Pension pain

For the first time, the UK Pensions Regulator has forced a private equity firm to top up the pension scheme of a company it no longer owns

In a move that drove home the vulnerability of private equity sponsors to the Pensions Act 2004, the UK Pensions Regulator has reportedly forced Duke Street Capital to fund a pension scheme deficit at a portfolio company it sold more than a year ago. It is the first time the pension authority has forced a retroactive payment.

Duke Street had to call in around £8 million from its investors to fill a pension deficit at retailer Focus DIY, which it sold to Cerberus Capital Management in June 2007. The company had struggled badly, and Duke Street received just £1 ($1.77) for its equity holdings. Cerberus agreed to pay off the company's £174 million of debt and pay £40 million to its bondholders.

According to reports, the regulator was called in to examine the sale of Focus Wickes, an add-on acquisition for Focus DIY that Duke Street bought in 2000. During its ownership of Wickes, Duke Street purchased 40 stores from DIY for Wickes. When Wickes was sold to Travis Perkins at a profit in 2005, no proceeds from the sale were put into the pension scheme, although the sale arguably left DIY weakened.

“The attractiveness of assets that are tied to pension funds may well have been diminished by the Pension Regulator's increased powers and the exercise thereof.”

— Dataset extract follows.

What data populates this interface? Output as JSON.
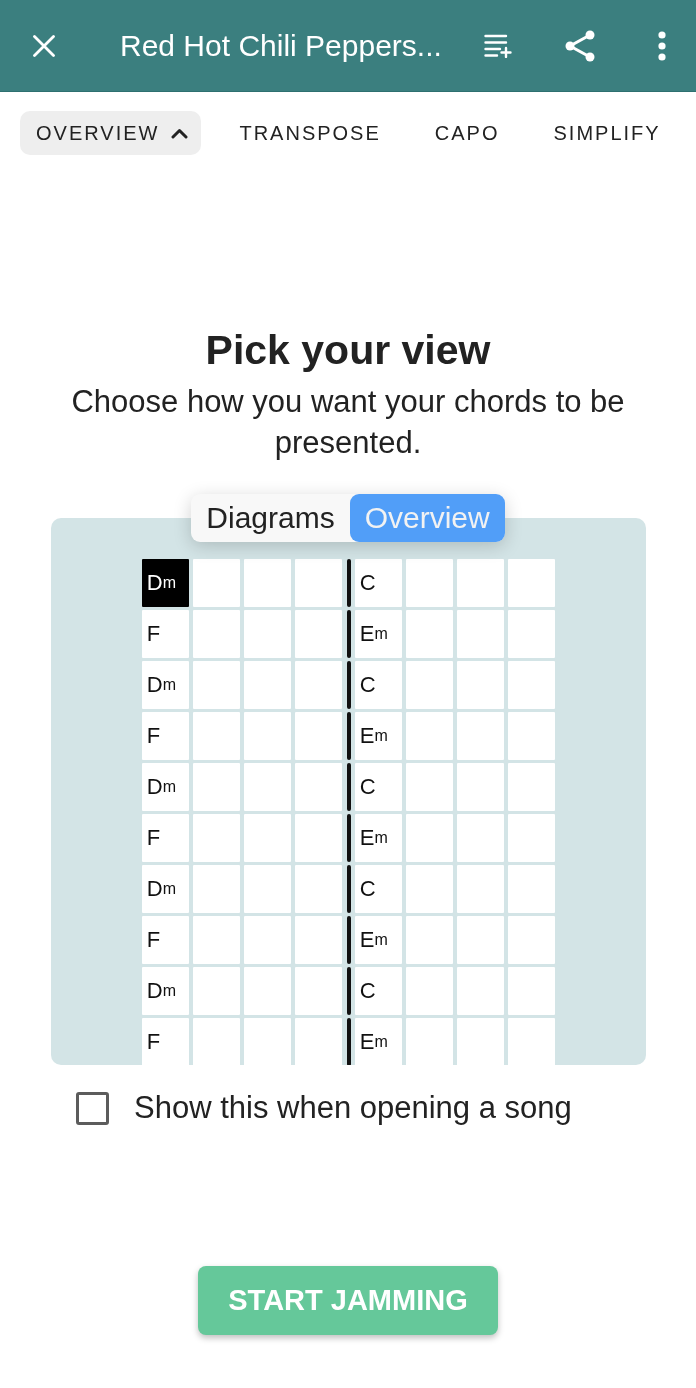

By law, the Pensions Regulator has 12 months from the date at which sponsorship of a scheme changes hands to seek restitution from the previous owner. Duke Street chose not to seek a clearance notice from the regulator at the time of the sale of Focus DIY.

The Pensions Regulator has powers to look back for six years from the date it determines to impose a contribution notice. However, it cannot look back at acts or failures to act before April 27, 2004. When issuing financial support directions, the Pensions Regulator has no statutory restriction on how far back it can look at how an associated investor has funded a scheme and its employer and the returns extracted by investors.

The regulator was granted additional powers to pursue connected or associated parties this summer, a move that industry groups such as the British Private Equity and Venture Capital Association have protested.

“…these amendments would give the Pensions Regulator sweeping new powers which are so ill-defined that we fear their effect will be to kill off takeovers and investment in businesses with defined pension schemes,” BVCA chief executive Simon Walker wrote in the Financial Times.

Darren Mason, partner and head of pensions advisory within Grant Thornton's restructuring practice, said the action would be a “wake up call” for the private equity industry.

“The Pensions Regulator is not only able to look back at acts or failure to act since April 2004 but also examine what returns an investor has received and how an employer has been funded prior to that date,” Mason said in a statement. “The attractiveness of assets that are tied to pension funds may well have been diminished by the Pension Regulator's increased powers and the exercise thereof. Private equity firms and other organizations that tend to buy and sell businesses on a regular basis need to make sure that proper provision is made for pension liabilities.”

The Duke Street decision does not bode well for UK firms with exposure to large defined benefit pension schemes, including those at Terra Firma-owned EMI and Kohlberg Kravis Robertsowned Alliance Boots. Earlier this year EMI's pension trustees called on the regulator to intervene in a dispute with Terra Firma over a difference of more than £120 million between conflicting calculations of the fund's pension deficit.

The Pensions Regulator saw a 43 percent decrease in enquiries during the last financial year, from 874 in 2006-2007 to 494 in 2007-2008. At the same time, the number of M&A deals in the UK rose by 6 percent, according to data from Thomson Reuters. The decrease is likely a sign that firms are avoiding the regulator for fear of being forced to contribute to the pension schemes of their targets.